Nest survival is critical to breeding in birds and plays an important role in life-history evolution and population dynamics. Studies evaluating the proximate factors involved in explaining nest survival and the resulting temporal patterns are biased in favor of temperate regions. Yet, such studies are especially pertinent to the tropics, where nest predation rates are typically high and environmental conditions often allow for year-round breeding. To tease apart the effects of calendar month and year, population-level breeding activity and environmental conditions, we studied nest survival over a 64-month period in equatorial, year-round breeding red-capped larks Calandrella cinerea in Kenya. We show that daily nest survival rates varied with time, but not in a predictable seasonal fashion among months or consistently among years. We found negative influences of flying invertebrate biomass and rain on nest survival and higher survival of nests when nests were more abundant, which suggests that nest predation resulted from incidental predation. Although an increase in nest predation is often attributed to an increase in nest predators, we suggest that in our study, it may be caused by altered predator activity resulting from increased activity of the primary prey, invertebrates, rather than activity of the red-capped larks. Our results emphasize the need to conduct more studies in Afro-tropical regions because proximate mechanisms explaining nest predation can be different in the unpredictable and highly variable environments of the tropics compared with the relatively predictable seasonal changes found in temperate regions. Such studies will aid in better understanding of the environmental influences on life-history variation and population dynamics in birds.

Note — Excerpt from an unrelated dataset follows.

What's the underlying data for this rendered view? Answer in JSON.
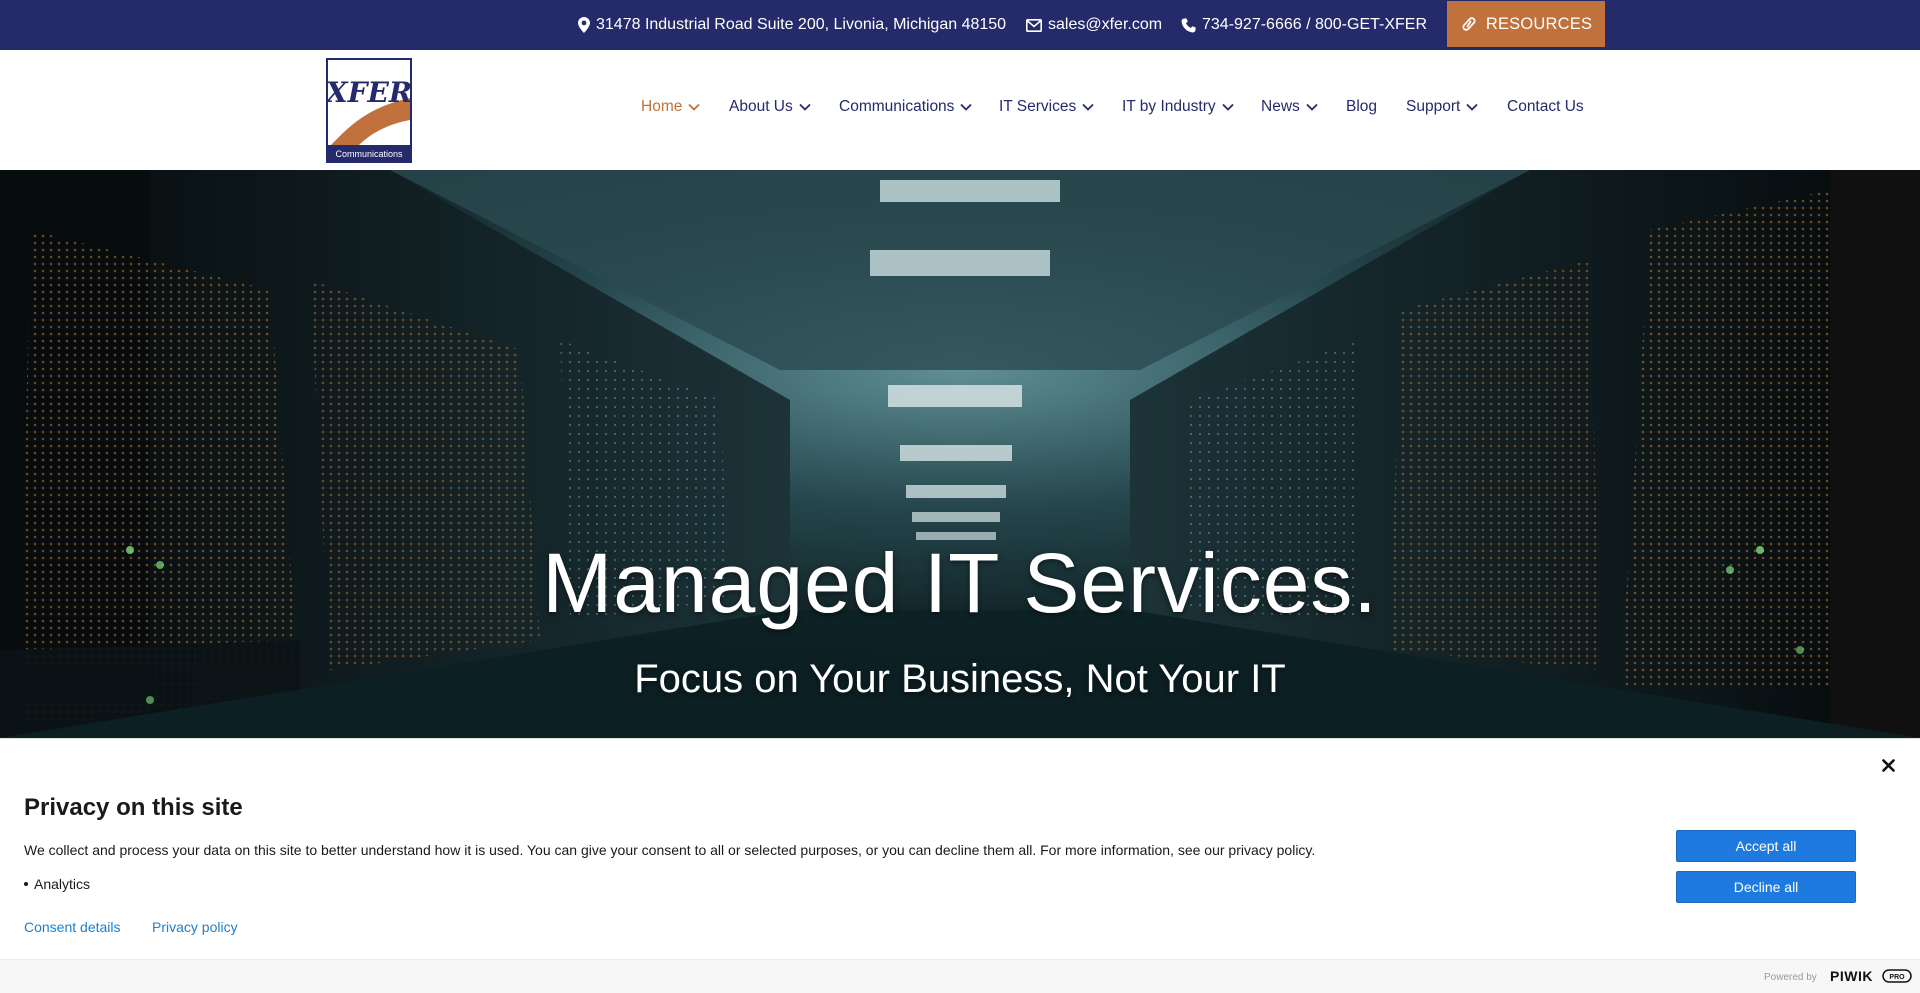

Data from: Nest survival in year-round breeding tropical Red-capped Larks (Calandrella cinerea) increases with higher nest abundance but decreases with higher invertebrate availability and rainfall